...Today, humankind’s return to the Moon is likely to require a very different kind of leadership. The job of planting a colony there will be too big for any one nation to develop and fund and too complex for a single master designer to oversee. The evolution of a Moon base will be much more organic, and evolutionary, than a one-off engineering feat on the model of Apollo. Weir’s fictional vision is more likely a foreshadowing of what comes next than a rehash of what has been...

Friday, August 16, 2019

Yes, I've been off the net for a while...

But at least I had a great vacation.

Was riding my Harley up the East Coast, got sun burned all to hell, but it was fun. All in all 13 days, 13 hours, 4327.9 miles, and 14 states.
Starting to post again, thought this would be good for the end of the week. Hope you have a great weekend. And damn, The Sopranos has been off for 12 years!

Monday, August 5, 2019

Officer Down

Lieutenant Steven Whitstine
East Baton Rouge Parish Sheriff's Office, Louisiana
End of Watch Thursday, May 30, 2019
Age 42
Tour 17 years

Lieutenant Steven Whitstine was killed in an automobile crash on Port Hudson-Pride Road, between Munson Drive and Pin Oak Lane, in Zachary at about 6:30 am.

He was en route to the sheriff's office when his patrol car left the roadway, struck a tree, and overturned. He suffered fatal injuries as a result of the collision. His canine partner suffered minor injuries and was treated at a local veterinarian.

Lieutenant Whitstine had served with the East Baton Rouge Parish Sheriff's Office for eight years and had previously served with the Baker Police Department for nine years. He is survived by his wife and children.
Rest in Peace Bro…We Got The Watch

Nemo me impune lacessit

Day is done, Gone the sun, From the lake, From the hills, From the sky. All is well, Safely rest, God is nigh. 

Friday, August 2, 2019

Officer Down

Lieutenant Joseph Johnson
Seminole Police Department, Tribal Police
End of Watch Thursday, May 30, 2019
Age 64
Tour 41 years
Badge 236
Incident Date Wednesday, May 29, 2019

Lieutenant Joe Johnson was killed in a vehicle crash on U.S. Highway 27, near John Stretch Memorial Park, in Palm Beach County.

He was driving between two Seminole Indian Reservations at 10:20 pm when his vehicle left the roadway and overturned into an adjacent canal.
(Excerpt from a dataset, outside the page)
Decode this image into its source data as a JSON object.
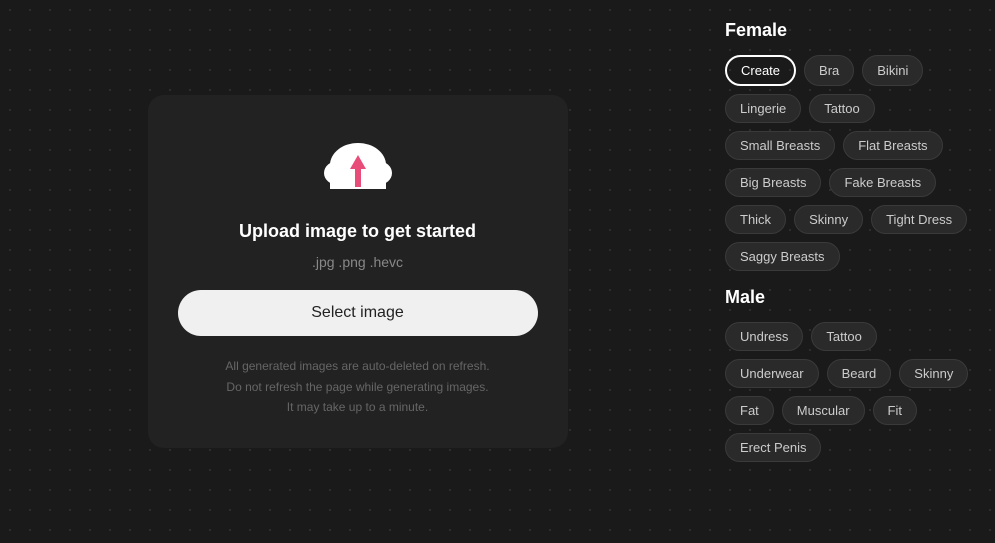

Rescue personnel removed him from the vehicle and transported him to St. Mary's Medical Center where he passed away shortly after midnight.

Lieutenant Johnson was a U.S. Army veteran of the Vietnam War and had served with the Seminole Police Department for 10 years. He had previously served with the Collier County Sheriff's Office for 26 years and the Hendry County Sheriff's Office for five years. He is survived by his wife, two children, three grandchildren, and three siblings.
Rest in Peace Bro…We Got The Watch

Nemo me impune lacessit

Day is done, Gone the sun, From the lake, From the hills, From the sky. All is well, Safely rest, God is nigh.